◆ **Directions**
Every record that follows should be written out again without any change.

◆ **Source records**
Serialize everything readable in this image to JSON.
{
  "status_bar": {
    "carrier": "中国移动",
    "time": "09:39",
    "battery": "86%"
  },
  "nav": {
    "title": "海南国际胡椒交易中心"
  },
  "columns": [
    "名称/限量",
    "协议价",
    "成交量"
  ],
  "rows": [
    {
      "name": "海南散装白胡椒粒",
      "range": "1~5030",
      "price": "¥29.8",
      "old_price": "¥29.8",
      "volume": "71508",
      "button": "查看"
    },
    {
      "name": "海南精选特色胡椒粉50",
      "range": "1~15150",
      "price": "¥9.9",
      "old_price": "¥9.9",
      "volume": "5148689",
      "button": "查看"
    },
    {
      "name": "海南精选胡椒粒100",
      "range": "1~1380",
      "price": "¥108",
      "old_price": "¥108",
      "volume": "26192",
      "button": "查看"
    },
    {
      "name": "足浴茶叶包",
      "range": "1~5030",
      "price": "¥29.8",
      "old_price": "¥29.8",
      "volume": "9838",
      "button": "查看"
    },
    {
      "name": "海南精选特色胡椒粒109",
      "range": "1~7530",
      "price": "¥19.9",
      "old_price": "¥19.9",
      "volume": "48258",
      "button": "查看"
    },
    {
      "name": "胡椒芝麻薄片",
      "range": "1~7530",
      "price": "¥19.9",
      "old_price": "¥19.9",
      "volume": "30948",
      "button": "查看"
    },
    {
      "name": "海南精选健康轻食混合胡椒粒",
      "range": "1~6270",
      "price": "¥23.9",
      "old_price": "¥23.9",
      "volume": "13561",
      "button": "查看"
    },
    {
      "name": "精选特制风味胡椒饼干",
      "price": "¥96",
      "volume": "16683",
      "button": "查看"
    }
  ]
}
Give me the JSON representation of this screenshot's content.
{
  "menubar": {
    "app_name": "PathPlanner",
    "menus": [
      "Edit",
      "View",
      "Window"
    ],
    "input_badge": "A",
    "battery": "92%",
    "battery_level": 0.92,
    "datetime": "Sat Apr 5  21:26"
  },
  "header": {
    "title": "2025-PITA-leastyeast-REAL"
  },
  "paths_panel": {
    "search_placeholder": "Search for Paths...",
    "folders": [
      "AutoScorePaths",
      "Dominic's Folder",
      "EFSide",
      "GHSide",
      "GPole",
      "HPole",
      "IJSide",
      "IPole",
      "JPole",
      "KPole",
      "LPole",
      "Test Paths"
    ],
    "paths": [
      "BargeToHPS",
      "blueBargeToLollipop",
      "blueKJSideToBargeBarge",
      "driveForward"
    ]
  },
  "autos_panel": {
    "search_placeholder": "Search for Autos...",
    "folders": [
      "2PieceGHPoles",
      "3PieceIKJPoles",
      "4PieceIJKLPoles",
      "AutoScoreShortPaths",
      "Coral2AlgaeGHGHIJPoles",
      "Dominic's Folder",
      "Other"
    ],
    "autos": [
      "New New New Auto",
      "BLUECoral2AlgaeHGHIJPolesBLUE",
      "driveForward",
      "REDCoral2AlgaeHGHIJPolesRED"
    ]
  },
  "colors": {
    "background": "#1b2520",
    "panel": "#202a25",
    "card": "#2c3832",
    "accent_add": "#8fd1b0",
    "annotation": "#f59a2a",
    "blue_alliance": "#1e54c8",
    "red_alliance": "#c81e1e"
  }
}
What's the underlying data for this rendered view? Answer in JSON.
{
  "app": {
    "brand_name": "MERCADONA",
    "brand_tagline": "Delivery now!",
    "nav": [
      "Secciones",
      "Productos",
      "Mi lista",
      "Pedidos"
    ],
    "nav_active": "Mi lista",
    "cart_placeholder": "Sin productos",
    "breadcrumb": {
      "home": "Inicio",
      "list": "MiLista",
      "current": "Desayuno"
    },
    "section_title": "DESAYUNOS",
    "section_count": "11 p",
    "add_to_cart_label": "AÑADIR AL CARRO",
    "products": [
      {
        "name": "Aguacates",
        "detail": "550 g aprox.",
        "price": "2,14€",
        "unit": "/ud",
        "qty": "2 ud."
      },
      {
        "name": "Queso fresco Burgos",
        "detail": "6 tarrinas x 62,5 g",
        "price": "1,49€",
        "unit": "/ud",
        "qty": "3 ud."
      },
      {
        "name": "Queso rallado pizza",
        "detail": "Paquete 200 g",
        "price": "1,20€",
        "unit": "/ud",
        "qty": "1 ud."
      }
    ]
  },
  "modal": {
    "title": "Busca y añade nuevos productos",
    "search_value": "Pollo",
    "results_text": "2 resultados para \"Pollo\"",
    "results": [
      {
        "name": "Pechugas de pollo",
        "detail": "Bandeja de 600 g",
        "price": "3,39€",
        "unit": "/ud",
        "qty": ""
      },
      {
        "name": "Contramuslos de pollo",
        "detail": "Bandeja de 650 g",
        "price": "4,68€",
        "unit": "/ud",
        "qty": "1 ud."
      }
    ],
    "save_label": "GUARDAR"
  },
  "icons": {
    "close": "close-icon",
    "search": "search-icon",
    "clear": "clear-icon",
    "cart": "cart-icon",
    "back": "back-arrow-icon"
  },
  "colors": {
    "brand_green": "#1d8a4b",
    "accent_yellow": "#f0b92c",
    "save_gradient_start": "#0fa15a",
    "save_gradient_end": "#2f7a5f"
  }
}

◆ **Response to this exercise**
Serialize everything readable in this image to JSON.
{
  "status_bar": {
    "carrier": "中国移动",
    "time": "09:39",
    "battery": "86%"
  },
  "nav": {
    "title": "海南国际胡椒交易中心"
  },
  "columns": [
    "名称/限量",
    "协议价",
    "成交量"
  ],
  "rows": [
    {
      "name": "海南散装白胡椒粒",
      "range": "1~5030",
      "price": "¥29.8",
      "old_price": "¥29.8",
      "volume": "71508",
      "button": "查看"
    },
    {
      "name": "海南精选特色胡椒粉50",
      "range": "1~15150",
      "price": "¥9.9",
      "old_price": "¥9.9",
      "volume": "5148689",
      "button": "查看"
    },
    {
      "name": "海南精选胡椒粒100",
      "range": "1~1380",
      "price": "¥108",
      "old_price": "¥108",
      "volume": "26192",
      "button": "查看"
    },
    {
      "name": "足浴茶叶包",
      "range": "1~5030",
      "price": "¥29.8",
      "old_price": "¥29.8",
      "volume": "9838",
      "button": "查看"
    },
    {
      "name": "海南精选特色胡椒粒109",
      "range": "1~7530",
      "price": "¥19.9",
      "old_price": "¥19.9",
      "volume": "48258",
      "button": "查看"
    },
    {
      "name": "胡椒芝麻薄片",
      "range": "1~7530",
      "price": "¥19.9",
      "old_price": "¥19.9",
      "volume": "30948",
      "button": "查看"
    },
    {
      "name": "海南精选健康轻食混合胡椒粒",
      "range": "1~6270",
      "price": "¥23.9",
      "old_price": "¥23.9",
      "volume": "13561",
      "button": "查看"
    },
    {
      "name": "精选特制风味胡椒饼干",
      "price": "¥96",
      "volume": "16683",
      "button": "查看"
    }
  ]
}
Give me the JSON representation of this screenshot's content.
{
  "menubar": {
    "app_name": "PathPlanner",
    "menus": [
      "Edit",
      "View",
      "Window"
    ],
    "input_badge": "A",
    "battery": "92%",
    "battery_level": 0.92,
    "datetime": "Sat Apr 5  21:26"
  },
  "header": {
    "title": "2025-PITA-leastyeast-REAL"
  },
  "paths_panel": {
    "search_placeholder": "Search for Paths...",
    "folders": [
      "AutoScorePaths",
      "Dominic's Folder",
      "EFSide",
      "GHSide",
      "GPole",
      "HPole",
      "IJSide",
      "IPole",
      "JPole",
      "KPole",
      "LPole",
      "Test Paths"
    ],
    "paths": [
      "BargeToHPS",
      "blueBargeToLollipop",
      "blueKJSideToBargeBarge",
      "driveForward"
    ]
  },
  "autos_panel": {
    "search_placeholder": "Search for Autos...",
    "folders": [
      "2PieceGHPoles",
      "3PieceIKJPoles",
      "4PieceIJKLPoles",
      "AutoScoreShortPaths",
      "Coral2AlgaeGHGHIJPoles",
      "Dominic's Folder",
      "Other"
    ],
    "autos": [
      "New New New Auto",
      "BLUECoral2AlgaeHGHIJPolesBLUE",
      "driveForward",
      "REDCoral2AlgaeHGHIJPolesRED"
    ]
  },
  "colors": {
    "background": "#1b2520",
    "panel": "#202a25",
    "card": "#2c3832",
    "accent_add": "#8fd1b0",
    "annotation": "#f59a2a",
    "blue_alliance": "#1e54c8",
    "red_alliance": "#c81e1e"
  }
}
What's the underlying data for this rendered view? Answer in JSON.
{
  "app": {
    "brand_name": "MERCADONA",
    "brand_tagline": "Delivery now!",
    "nav": [
      "Secciones",
      "Productos",
      "Mi lista",
      "Pedidos"
    ],
    "nav_active": "Mi lista",
    "cart_placeholder": "Sin productos",
    "breadcrumb": {
      "home": "Inicio",
      "list": "MiLista",
      "current": "Desayuno"
    },
    "section_title": "DESAYUNOS",
    "section_count": "11 p",
    "add_to_cart_label": "AÑADIR AL CARRO",
    "products": [
      {
        "name": "Aguacates",
        "detail": "550 g aprox.",
        "price": "2,14€",
        "unit": "/ud",
        "qty": "2 ud."
      },
      {
        "name": "Queso fresco Burgos",
        "detail": "6 tarrinas x 62,5 g",
        "price": "1,49€",
        "unit": "/ud",
        "qty": "3 ud."
      },
      {
        "name": "Queso rallado pizza",
        "detail": "Paquete 200 g",
        "price": "1,20€",
        "unit": "/ud",
        "qty": "1 ud."
      }
    ]
  },
  "modal": {
    "title": "Busca y añade nuevos productos",
    "search_value": "Pollo",
    "results_text": "2 resultados para \"Pollo\"",
    "results": [
      {
        "name": "Pechugas de pollo",
        "detail": "Bandeja de 600 g",
        "price": "3,39€",
        "unit": "/ud",
        "qty": ""
      },
      {
        "name": "Contramuslos de pollo",
        "detail": "Bandeja de 650 g",
        "price": "4,68€",
        "unit": "/ud",
        "qty": "1 ud."
      }
    ],
    "save_label": "GUARDAR"
  },
  "icons": {
    "close": "close-icon",
    "search": "search-icon",
    "clear": "clear-icon",
    "cart": "cart-icon",
    "back": "back-arrow-icon"
  },
  "colors": {
    "brand_green": "#1d8a4b",
    "accent_yellow": "#f0b92c",
    "save_gradient_start": "#0fa15a",
    "save_gradient_end": "#2f7a5f"
  }
}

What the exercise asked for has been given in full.